* _EXERCISE INSTRUCTIONS_
In the data below, how many lines include the word "intro"? Give only the number.

THE RECORDS Start Marker

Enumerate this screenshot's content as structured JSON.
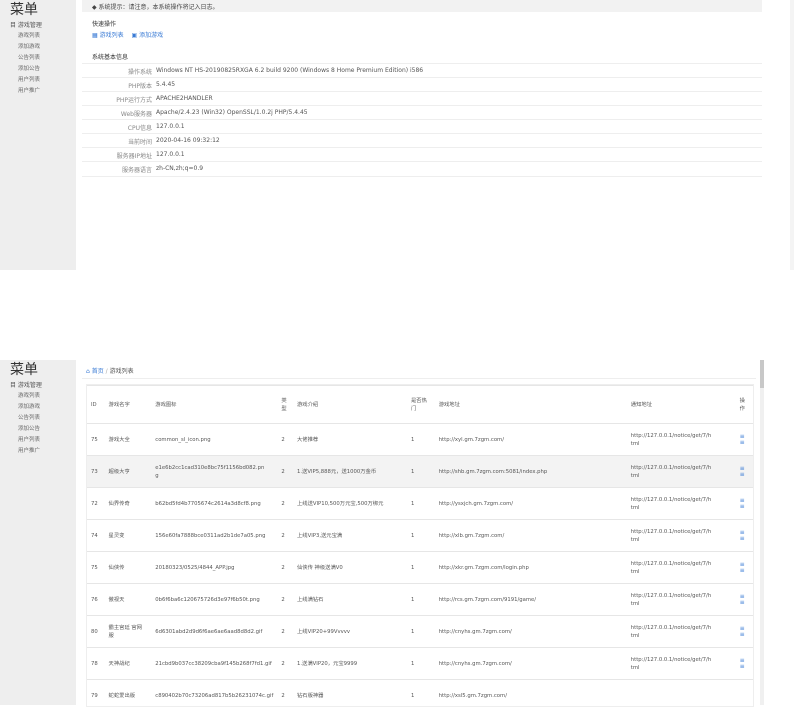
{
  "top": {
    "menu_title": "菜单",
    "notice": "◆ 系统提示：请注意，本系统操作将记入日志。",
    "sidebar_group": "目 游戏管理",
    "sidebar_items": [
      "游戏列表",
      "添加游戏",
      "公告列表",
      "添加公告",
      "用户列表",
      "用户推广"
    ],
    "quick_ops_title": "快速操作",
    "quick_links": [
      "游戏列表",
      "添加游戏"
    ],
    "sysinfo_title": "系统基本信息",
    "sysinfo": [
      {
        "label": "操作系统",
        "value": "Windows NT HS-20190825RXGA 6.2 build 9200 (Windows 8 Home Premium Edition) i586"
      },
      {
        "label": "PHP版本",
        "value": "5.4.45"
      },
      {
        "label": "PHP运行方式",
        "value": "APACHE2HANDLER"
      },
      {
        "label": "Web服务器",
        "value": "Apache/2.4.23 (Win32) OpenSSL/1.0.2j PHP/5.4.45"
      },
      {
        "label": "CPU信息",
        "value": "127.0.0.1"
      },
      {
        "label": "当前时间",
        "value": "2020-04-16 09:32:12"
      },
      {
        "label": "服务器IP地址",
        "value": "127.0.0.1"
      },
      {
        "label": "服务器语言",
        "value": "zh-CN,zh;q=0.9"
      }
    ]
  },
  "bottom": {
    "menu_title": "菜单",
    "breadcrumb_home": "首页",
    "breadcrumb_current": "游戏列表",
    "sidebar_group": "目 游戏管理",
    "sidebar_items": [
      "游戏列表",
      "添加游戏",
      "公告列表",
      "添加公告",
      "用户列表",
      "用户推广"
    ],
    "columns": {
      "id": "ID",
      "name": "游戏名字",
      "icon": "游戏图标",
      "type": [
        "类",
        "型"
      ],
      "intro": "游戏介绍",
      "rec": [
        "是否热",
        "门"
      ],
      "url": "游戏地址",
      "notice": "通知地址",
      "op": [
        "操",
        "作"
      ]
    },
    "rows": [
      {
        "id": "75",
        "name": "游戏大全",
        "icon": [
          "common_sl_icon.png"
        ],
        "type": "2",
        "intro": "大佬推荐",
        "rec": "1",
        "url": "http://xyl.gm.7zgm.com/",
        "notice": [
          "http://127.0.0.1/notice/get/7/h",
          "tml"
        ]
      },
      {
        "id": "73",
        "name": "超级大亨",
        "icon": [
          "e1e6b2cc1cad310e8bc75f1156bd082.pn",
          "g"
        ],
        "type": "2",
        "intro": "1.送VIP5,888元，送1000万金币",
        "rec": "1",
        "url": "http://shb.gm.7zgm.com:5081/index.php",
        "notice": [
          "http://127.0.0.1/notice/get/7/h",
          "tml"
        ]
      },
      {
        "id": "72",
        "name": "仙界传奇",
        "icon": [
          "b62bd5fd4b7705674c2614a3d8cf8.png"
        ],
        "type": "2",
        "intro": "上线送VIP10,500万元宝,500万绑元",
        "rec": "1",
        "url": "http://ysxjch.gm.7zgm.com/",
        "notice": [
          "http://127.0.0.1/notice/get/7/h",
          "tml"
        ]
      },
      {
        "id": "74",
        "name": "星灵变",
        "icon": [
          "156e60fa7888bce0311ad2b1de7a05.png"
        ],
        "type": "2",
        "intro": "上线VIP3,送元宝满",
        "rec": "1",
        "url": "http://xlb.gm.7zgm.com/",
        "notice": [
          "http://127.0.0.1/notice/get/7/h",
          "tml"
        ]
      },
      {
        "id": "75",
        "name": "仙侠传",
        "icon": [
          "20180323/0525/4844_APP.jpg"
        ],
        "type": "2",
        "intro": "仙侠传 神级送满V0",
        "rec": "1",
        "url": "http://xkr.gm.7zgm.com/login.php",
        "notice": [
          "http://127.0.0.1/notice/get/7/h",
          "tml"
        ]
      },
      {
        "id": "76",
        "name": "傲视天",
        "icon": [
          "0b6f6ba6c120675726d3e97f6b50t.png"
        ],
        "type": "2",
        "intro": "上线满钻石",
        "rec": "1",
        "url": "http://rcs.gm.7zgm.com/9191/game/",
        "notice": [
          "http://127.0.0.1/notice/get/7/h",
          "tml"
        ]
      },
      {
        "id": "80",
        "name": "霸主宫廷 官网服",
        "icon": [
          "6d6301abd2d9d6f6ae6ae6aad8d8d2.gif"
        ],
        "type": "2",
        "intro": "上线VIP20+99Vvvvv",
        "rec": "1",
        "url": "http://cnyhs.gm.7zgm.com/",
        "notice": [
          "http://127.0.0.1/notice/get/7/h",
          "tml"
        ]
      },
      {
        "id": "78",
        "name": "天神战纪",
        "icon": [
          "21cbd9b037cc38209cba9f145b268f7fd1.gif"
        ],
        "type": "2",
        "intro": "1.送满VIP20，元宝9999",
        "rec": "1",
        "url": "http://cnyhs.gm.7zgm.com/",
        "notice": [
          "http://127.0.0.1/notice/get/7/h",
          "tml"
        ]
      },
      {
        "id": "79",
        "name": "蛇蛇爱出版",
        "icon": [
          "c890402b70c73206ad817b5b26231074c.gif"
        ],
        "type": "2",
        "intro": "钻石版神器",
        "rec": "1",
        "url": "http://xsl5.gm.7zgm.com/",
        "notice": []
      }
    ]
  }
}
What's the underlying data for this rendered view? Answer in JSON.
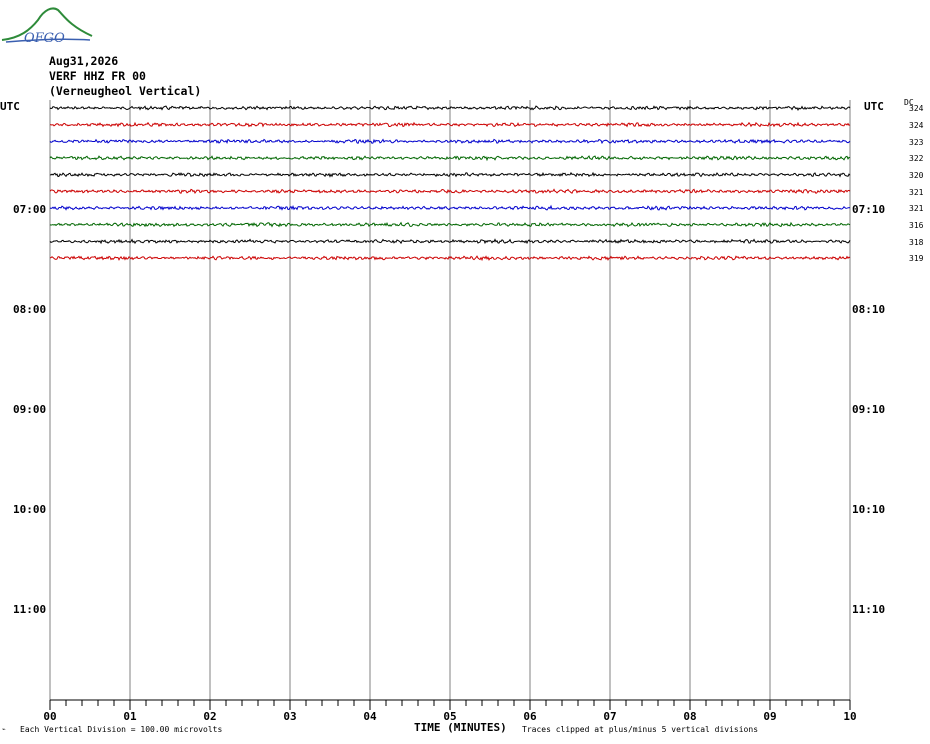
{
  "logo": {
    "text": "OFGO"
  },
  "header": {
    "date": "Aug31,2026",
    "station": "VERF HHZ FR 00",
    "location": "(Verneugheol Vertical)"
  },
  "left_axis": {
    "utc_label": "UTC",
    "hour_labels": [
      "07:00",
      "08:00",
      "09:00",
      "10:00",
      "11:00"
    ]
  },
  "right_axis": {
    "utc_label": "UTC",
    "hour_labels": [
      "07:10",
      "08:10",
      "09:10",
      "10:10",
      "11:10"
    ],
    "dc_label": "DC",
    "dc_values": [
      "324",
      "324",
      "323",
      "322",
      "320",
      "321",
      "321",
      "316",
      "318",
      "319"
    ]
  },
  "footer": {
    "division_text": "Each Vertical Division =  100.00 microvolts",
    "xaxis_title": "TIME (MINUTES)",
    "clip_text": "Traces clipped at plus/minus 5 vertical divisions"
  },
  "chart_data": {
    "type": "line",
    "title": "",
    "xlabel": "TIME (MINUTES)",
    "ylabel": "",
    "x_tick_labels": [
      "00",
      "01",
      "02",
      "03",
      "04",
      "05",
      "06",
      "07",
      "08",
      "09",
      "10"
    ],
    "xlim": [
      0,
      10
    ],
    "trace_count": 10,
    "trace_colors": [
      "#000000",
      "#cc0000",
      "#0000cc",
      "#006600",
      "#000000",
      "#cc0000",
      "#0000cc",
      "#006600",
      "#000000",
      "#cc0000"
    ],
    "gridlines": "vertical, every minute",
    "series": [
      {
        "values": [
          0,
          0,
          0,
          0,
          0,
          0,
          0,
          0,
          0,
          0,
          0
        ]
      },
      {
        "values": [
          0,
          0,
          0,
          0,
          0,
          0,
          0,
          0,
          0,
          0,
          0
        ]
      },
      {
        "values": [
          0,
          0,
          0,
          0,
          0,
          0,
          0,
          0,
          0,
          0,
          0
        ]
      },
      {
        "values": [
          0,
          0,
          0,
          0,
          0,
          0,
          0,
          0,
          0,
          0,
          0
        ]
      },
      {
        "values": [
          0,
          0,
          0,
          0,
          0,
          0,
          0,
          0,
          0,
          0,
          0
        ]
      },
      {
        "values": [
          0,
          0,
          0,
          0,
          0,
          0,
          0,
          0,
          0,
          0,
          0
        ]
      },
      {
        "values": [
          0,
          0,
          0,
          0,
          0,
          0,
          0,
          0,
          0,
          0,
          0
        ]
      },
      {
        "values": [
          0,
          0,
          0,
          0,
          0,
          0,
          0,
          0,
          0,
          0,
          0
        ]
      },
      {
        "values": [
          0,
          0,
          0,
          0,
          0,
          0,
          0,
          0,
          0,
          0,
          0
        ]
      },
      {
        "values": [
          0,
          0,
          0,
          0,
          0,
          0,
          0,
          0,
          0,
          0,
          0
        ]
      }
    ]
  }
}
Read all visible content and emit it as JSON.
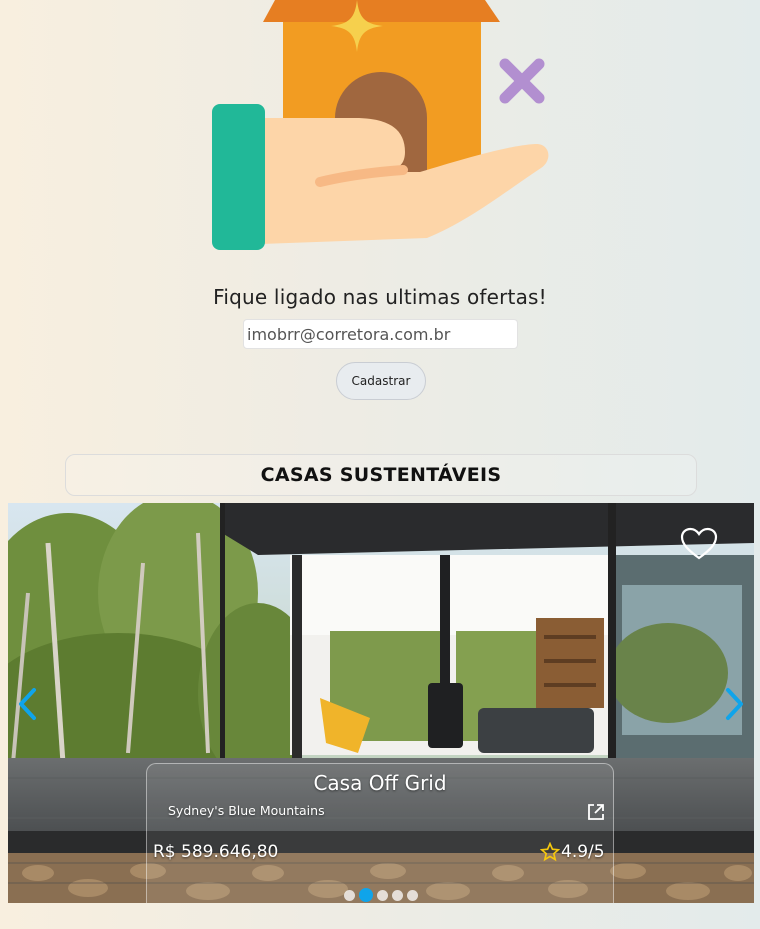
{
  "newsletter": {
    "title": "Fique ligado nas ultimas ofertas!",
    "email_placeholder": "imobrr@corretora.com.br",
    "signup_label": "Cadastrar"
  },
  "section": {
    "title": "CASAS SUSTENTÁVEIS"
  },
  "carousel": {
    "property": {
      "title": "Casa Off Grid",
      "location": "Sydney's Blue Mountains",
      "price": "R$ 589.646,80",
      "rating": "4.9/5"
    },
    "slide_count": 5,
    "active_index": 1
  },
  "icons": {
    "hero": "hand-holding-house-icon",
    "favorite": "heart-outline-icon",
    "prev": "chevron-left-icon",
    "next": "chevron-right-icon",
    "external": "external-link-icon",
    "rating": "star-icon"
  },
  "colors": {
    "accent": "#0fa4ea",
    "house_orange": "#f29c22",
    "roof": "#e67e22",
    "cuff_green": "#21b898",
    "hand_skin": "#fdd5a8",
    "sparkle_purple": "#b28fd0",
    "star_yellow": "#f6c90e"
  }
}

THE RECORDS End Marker

* _EXPECTED ANSWER_
10